The fifth edition of Parliamentary Practice in British Columbia builds on the foundational work of E. George MacMinn, O.B.C., Q.C., who served as a Table Officer for 54 years and as Clerk of the Legislative Assembly from 1993 to 2011, and who authored the first four editions of the book. This new edition captures 12 years of developments in parliamentary practice in British Columbia.
The Legislative Assembly has been described as a practical or business-oriented institution with respect to procedural matters. Parliamentary Practice in British Columbia is evidence of this approach, focusing on the Legislative Assembly’s Standing Orders, their application and interpretation, and the experience of other legislative bodies with similar rules.
The fifth edition differs from earlier editions, which were organized numerically by Standing Order. The fifth edition is organized into 18 thematic chapters, with the Standing Orders, Practice Recommendations and pertinent excerpts from statutes featured throughout the supporting text. Content and commentary are significantly expanded, including new text on the roles and work of Members, the foundational elements of parliamentary procedure, voting and divisions, the legislative process, financial procedures and parliamentary privilege.
While the Legislative Assembly’s procedural operations are the focus of this book, there is also some insight into the administrative operations of the Assembly and the machinery that supports the work of elected representatives and the work of the democratic institution of Parliament. More comprehensive content, numbered sections, callouts with key information, an improved index and a modern design are hallmarks of this edition. It is my hope that these elements make the content more user-friendly and accessible to Members and all British Columbians.
British Columbia will mark 150 years as a province in 2021. The Standing Orders that have governed the Legislative Assembly’s proceedings have been updated over the years to reflect modernization of parliamentary practice and to meet Members’ expectations and changing social values. Fundamentally, the Standing Orders have enabled the Legislative Assembly to conduct its work effectively and in an organized manner; they allow the government of the day to carry out its agenda while also allowing the opposition to fulfill its important scrutiny role.
Since the publication of the last edition of this book in 2008, various Sessional Orders have been adopted, and several Standing Orders have been amended or added.
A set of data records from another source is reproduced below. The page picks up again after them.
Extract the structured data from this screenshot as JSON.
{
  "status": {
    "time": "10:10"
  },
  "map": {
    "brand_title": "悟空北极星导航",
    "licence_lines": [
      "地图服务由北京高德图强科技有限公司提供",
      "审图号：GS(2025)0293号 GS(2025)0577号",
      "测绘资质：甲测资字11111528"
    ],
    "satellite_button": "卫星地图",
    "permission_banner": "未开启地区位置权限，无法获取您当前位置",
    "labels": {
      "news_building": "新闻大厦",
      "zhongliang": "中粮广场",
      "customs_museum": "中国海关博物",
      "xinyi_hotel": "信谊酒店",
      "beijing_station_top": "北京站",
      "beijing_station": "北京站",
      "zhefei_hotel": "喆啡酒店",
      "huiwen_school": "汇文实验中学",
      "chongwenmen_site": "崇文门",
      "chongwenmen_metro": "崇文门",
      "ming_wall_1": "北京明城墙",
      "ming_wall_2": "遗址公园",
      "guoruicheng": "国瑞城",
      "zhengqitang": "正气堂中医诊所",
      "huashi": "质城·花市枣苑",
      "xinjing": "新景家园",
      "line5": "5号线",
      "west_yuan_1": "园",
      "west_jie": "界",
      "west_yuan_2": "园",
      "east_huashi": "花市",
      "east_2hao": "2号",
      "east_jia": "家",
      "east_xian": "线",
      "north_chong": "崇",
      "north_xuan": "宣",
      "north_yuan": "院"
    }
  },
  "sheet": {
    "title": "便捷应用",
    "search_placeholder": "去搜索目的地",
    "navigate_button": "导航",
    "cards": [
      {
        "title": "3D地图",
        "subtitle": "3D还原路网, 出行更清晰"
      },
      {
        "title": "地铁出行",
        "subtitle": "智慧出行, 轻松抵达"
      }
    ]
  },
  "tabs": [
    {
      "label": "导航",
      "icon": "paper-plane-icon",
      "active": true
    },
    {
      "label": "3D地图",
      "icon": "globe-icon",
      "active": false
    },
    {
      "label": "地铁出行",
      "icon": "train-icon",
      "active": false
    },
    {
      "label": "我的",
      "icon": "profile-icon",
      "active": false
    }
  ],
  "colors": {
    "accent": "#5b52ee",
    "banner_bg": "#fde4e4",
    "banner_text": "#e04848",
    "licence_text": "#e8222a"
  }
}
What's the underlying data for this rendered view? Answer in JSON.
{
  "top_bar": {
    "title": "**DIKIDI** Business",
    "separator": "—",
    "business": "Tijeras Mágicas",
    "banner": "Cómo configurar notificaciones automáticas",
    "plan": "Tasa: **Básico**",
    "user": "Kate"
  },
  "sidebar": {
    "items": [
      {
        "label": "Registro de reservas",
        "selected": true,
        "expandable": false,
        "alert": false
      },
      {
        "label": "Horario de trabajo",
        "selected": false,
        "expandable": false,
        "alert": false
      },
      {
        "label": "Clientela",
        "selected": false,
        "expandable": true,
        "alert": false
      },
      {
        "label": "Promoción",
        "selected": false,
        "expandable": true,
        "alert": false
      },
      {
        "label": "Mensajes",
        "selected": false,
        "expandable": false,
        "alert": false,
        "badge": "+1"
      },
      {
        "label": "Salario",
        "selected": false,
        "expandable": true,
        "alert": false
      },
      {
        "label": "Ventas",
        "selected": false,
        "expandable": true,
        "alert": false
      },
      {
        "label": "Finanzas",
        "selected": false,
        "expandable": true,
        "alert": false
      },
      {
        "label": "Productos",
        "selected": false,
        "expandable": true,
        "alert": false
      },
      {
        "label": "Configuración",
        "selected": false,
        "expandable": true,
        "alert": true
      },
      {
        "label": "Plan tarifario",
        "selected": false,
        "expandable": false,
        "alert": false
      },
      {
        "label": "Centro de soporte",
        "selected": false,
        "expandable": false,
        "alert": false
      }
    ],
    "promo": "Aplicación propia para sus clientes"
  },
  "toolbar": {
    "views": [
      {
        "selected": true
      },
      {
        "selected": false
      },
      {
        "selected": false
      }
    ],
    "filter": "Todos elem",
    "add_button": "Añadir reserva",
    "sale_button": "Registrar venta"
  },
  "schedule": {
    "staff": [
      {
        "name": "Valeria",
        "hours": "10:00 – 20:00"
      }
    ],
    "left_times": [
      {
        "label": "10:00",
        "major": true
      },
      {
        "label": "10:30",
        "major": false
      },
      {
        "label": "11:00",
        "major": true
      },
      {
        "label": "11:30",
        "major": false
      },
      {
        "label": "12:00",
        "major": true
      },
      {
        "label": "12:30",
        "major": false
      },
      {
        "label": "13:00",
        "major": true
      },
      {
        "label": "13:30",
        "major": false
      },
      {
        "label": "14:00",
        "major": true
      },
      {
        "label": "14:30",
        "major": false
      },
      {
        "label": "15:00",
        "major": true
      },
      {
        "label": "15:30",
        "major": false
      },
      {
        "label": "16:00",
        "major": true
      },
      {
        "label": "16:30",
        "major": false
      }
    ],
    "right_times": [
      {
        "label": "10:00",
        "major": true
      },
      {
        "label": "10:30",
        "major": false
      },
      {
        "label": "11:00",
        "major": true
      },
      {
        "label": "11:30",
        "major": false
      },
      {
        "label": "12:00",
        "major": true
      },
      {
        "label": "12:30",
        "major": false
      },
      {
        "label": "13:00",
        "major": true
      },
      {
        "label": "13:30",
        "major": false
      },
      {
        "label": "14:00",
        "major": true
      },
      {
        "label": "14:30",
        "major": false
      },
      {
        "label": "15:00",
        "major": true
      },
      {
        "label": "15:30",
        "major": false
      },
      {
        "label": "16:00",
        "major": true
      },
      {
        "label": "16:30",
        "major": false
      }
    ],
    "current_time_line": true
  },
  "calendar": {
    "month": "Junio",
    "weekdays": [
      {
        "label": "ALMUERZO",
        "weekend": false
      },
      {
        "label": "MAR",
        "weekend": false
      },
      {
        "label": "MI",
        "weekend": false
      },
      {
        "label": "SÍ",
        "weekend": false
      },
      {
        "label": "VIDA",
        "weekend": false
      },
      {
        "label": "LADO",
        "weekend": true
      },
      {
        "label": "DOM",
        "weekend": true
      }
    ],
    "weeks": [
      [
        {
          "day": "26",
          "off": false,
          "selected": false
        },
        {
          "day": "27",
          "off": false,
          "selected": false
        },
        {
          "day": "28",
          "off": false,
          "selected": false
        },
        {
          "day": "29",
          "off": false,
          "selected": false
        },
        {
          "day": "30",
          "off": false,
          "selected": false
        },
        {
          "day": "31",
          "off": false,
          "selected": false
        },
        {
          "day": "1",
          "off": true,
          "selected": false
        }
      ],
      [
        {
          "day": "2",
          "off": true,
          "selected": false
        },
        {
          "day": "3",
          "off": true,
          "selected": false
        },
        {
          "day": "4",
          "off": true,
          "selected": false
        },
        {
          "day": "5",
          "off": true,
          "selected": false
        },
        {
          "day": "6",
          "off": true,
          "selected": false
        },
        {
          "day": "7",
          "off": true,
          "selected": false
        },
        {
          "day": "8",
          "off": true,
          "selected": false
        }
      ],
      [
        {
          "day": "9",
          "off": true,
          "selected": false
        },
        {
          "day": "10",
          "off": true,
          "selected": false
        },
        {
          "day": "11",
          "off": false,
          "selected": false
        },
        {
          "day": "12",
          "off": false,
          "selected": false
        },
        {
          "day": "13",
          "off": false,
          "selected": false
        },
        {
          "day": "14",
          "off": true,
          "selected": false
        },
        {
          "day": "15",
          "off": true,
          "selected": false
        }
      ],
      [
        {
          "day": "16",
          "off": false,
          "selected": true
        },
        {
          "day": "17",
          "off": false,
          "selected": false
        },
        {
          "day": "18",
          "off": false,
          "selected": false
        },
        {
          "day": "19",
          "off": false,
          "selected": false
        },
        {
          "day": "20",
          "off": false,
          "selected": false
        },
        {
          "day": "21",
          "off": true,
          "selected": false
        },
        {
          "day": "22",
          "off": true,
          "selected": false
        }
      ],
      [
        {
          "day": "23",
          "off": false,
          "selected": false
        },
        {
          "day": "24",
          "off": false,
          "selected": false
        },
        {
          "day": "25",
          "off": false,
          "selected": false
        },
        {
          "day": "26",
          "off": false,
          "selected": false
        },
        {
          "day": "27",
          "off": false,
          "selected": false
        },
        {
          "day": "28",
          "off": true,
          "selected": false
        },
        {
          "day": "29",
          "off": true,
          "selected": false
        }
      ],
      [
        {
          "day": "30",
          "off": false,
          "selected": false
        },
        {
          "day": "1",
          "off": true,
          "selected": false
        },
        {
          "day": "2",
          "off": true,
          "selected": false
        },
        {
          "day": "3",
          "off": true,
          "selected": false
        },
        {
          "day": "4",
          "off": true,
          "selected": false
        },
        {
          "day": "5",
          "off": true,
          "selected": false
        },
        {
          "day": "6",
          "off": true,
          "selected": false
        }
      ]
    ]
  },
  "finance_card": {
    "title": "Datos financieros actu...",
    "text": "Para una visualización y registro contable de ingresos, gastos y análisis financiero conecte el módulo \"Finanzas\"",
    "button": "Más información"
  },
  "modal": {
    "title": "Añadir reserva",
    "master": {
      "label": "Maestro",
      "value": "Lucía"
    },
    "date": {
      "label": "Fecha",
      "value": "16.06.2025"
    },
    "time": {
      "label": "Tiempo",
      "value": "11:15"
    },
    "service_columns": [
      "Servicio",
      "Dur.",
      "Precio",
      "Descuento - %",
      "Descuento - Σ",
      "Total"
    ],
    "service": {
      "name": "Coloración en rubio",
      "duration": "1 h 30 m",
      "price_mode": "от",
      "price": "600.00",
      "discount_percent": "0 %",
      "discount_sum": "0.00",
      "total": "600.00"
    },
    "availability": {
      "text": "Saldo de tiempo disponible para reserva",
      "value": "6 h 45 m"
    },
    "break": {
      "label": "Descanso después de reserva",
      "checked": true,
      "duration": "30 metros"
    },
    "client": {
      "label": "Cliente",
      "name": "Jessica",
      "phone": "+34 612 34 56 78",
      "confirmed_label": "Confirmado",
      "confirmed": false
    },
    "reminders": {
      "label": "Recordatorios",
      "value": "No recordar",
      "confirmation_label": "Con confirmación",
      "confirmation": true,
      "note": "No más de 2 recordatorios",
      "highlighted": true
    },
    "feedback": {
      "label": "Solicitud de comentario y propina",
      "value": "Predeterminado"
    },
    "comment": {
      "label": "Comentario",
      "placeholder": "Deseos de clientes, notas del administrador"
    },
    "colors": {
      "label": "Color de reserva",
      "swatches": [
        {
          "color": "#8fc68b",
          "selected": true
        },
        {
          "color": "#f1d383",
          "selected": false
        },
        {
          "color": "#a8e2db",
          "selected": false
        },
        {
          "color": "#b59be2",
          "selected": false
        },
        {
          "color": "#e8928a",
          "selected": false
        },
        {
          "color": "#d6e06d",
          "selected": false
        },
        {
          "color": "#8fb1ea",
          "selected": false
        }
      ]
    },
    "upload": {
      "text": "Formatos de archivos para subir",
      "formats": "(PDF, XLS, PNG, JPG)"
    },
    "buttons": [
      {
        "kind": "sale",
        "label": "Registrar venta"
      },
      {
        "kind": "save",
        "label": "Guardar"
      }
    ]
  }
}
This includes modification of the daily sitting times (Standing Orders 2 and 3), which were most recently changed in February 2014; a change in Standing Order 25 that provides for Routine Business, including Oral Question Period, to take place in the afternoon on Mondays and Wednesdays and in the morning on Tuesdays and Thursdays, made permanent in September 2017; a family-friendly amendment in March 2018 to Standing Order 23 that provides that infants in the care of a Member are permitted on the floor of the House; the addition of a new Standing Order 17A in March 2018 that solidifies Speakers’ directives on the use of electronic devices during parliamentary proceedings; the re-establishment of the Select Standing Committee on Agriculture, Fish and Food in April 2018 (Standing Order 68(1)); a modification to Standing Order 36 and the addition of a new Standing Order 17B in October 2019 that update dress guidelines and expectations for Members, to reflect the diversity of our province; and the modification of Standing Order 25 with a consequential amendment to Standing Order 17A in November 2019 to rename the proceeding of “Prayers” to “Prayers and Reflections.”
This edition also reflects changes in parliamentary practice, most of which derive from decisions of Speakers on the application of the Assembly’s rules and procedures. The spirit of cross-party consultation continues to influence the Legislative Assembly’s practices and operations, particularly since the 2017 provincial general election, which resulted in the first minority Parliament in British Columbia in over 60 years.
Since 1981, Speakers and Members have recognized Parliamentary Practice in British Columbia as the Legislative Assembly’s primary procedural authority. As Editor of the fifth edition, I trust that it will continue to serve as a useful reference tool for Members, Table Officers and staff. It is also my hope that this edition will contribute to further transparency and understanding of how the Legislative Assembly operates. The online availability of this book is a step toward ensuring greater accessibility to this public institution, which is of importance to all British Columbians.
The fifth edition is a true team effort and reflects the dedication and talents of many individuals. However, its production would not have been possible without my colleagues who served as Assistant Editors: Artour Sogomonian, Susan Sourial and Ron Wall. I am deeply indebted to this team for their editorial assistance, keen insight and ongoing support, which enabled us to bring the fifth edition to life. In particular, I commend Artour for his steadfast determination and many contributions, which were our driving force. I extend my sincere thanks to all who contributed to the fifth edition, and particularly those noted in the Acknowledgments.
I am also grateful to the Honourable Darryl Plecas, Speaker of the Legislative Assembly, and to all Members of the Legislative Assembly Management Committee, who supported the production of the fifth edition. A final note of personal appreciation goes to my family: Ken, Seamus, Megan and Molly — for their love and encouragement, always.
Acting Clerk of the Legislative Assembly